THE RECORDS >>
----
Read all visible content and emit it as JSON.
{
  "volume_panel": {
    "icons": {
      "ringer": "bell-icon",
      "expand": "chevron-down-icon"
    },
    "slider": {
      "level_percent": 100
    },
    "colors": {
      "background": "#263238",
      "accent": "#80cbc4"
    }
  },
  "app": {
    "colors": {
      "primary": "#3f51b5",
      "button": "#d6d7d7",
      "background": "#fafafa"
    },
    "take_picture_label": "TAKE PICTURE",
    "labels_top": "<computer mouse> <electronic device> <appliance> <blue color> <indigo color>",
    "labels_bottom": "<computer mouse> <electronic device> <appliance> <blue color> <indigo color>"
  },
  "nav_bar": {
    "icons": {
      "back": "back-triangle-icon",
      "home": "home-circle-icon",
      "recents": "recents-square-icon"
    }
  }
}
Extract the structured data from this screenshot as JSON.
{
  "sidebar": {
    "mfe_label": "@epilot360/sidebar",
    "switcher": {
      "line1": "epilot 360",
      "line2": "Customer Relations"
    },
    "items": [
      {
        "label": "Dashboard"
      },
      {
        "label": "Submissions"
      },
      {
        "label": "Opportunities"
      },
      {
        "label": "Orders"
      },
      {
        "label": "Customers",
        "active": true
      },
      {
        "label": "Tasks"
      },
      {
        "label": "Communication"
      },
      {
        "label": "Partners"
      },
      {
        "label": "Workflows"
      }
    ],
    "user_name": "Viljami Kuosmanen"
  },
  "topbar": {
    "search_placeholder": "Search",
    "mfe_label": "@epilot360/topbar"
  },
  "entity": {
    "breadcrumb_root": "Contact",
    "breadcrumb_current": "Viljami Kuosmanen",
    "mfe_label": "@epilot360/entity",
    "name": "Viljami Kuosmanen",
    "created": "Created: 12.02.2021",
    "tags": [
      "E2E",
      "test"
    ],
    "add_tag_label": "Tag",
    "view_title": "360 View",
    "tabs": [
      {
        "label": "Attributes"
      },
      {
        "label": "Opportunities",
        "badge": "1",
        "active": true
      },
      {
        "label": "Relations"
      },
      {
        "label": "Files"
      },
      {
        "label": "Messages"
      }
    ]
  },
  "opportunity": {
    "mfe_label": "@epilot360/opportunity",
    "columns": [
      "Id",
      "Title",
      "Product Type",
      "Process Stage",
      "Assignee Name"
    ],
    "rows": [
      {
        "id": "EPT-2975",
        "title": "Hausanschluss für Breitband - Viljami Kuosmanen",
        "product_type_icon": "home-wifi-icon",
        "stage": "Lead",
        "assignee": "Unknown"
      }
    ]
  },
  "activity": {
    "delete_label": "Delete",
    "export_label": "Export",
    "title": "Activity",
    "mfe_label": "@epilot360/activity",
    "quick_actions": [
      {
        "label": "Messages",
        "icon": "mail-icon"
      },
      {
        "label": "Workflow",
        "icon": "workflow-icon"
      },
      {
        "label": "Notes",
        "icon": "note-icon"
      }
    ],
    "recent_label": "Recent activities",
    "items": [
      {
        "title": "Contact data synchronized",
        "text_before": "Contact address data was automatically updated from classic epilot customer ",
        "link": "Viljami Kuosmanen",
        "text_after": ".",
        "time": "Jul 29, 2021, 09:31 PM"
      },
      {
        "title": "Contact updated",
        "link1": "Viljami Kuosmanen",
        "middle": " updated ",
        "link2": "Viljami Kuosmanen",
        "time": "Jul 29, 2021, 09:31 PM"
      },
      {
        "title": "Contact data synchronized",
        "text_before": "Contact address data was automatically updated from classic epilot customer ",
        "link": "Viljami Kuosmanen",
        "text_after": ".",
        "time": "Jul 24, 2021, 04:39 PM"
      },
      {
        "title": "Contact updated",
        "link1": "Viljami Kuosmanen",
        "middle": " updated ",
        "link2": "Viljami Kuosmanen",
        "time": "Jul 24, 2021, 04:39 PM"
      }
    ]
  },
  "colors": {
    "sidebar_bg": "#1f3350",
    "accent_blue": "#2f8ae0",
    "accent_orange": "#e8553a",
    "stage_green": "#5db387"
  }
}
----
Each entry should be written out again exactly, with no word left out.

ANSWER BELOW >>
Read all visible content and emit it as JSON.
{
  "volume_panel": {
    "icons": {
      "ringer": "bell-icon",
      "expand": "chevron-down-icon"
    },
    "slider": {
      "level_percent": 100
    },
    "colors": {
      "background": "#263238",
      "accent": "#80cbc4"
    }
  },
  "app": {
    "colors": {
      "primary": "#3f51b5",
      "button": "#d6d7d7",
      "background": "#fafafa"
    },
    "take_picture_label": "TAKE PICTURE",
    "labels_top": "<computer mouse> <electronic device> <appliance> <blue color> <indigo color>",
    "labels_bottom": "<computer mouse> <electronic device> <appliance> <blue color> <indigo color>"
  },
  "nav_bar": {
    "icons": {
      "back": "back-triangle-icon",
      "home": "home-circle-icon",
      "recents": "recents-square-icon"
    }
  }
}
Extract the structured data from this screenshot as JSON.
{
  "sidebar": {
    "mfe_label": "@epilot360/sidebar",
    "switcher": {
      "line1": "epilot 360",
      "line2": "Customer Relations"
    },
    "items": [
      {
        "label": "Dashboard"
      },
      {
        "label": "Submissions"
      },
      {
        "label": "Opportunities"
      },
      {
        "label": "Orders"
      },
      {
        "label": "Customers",
        "active": true
      },
      {
        "label": "Tasks"
      },
      {
        "label": "Communication"
      },
      {
        "label": "Partners"
      },
      {
        "label": "Workflows"
      }
    ],
    "user_name": "Viljami Kuosmanen"
  },
  "topbar": {
    "search_placeholder": "Search",
    "mfe_label": "@epilot360/topbar"
  },
  "entity": {
    "breadcrumb_root": "Contact",
    "breadcrumb_current": "Viljami Kuosmanen",
    "mfe_label": "@epilot360/entity",
    "name": "Viljami Kuosmanen",
    "created": "Created: 12.02.2021",
    "tags": [
      "E2E",
      "test"
    ],
    "add_tag_label": "Tag",
    "view_title": "360 View",
    "tabs": [
      {
        "label": "Attributes"
      },
      {
        "label": "Opportunities",
        "badge": "1",
        "active": true
      },
      {
        "label": "Relations"
      },
      {
        "label": "Files"
      },
      {
        "label": "Messages"
      }
    ]
  },
  "opportunity": {
    "mfe_label": "@epilot360/opportunity",
    "columns": [
      "Id",
      "Title",
      "Product Type",
      "Process Stage",
      "Assignee Name"
    ],
    "rows": [
      {
        "id": "EPT-2975",
        "title": "Hausanschluss für Breitband - Viljami Kuosmanen",
        "product_type_icon": "home-wifi-icon",
        "stage": "Lead",
        "assignee": "Unknown"
      }
    ]
  },
  "activity": {
    "delete_label": "Delete",
    "export_label": "Export",
    "title": "Activity",
    "mfe_label": "@epilot360/activity",
    "quick_actions": [
      {
        "label": "Messages",
        "icon": "mail-icon"
      },
      {
        "label": "Workflow",
        "icon": "workflow-icon"
      },
      {
        "label": "Notes",
        "icon": "note-icon"
      }
    ],
    "recent_label": "Recent activities",
    "items": [
      {
        "title": "Contact data synchronized",
        "text_before": "Contact address data was automatically updated from classic epilot customer ",
        "link": "Viljami Kuosmanen",
        "text_after": ".",
        "time": "Jul 29, 2021, 09:31 PM"
      },
      {
        "title": "Contact updated",
        "link1": "Viljami Kuosmanen",
        "middle": " updated ",
        "link2": "Viljami Kuosmanen",
        "time": "Jul 29, 2021, 09:31 PM"
      },
      {
        "title": "Contact data synchronized",
        "text_before": "Contact address data was automatically updated from classic epilot customer ",
        "link": "Viljami Kuosmanen",
        "text_after": ".",
        "time": "Jul 24, 2021, 04:39 PM"
      },
      {
        "title": "Contact updated",
        "link1": "Viljami Kuosmanen",
        "middle": " updated ",
        "link2": "Viljami Kuosmanen",
        "time": "Jul 24, 2021, 04:39 PM"
      }
    ]
  },
  "colors": {
    "sidebar_bg": "#1f3350",
    "accent_blue": "#2f8ae0",
    "accent_orange": "#e8553a",
    "stage_green": "#5db387"
  }
}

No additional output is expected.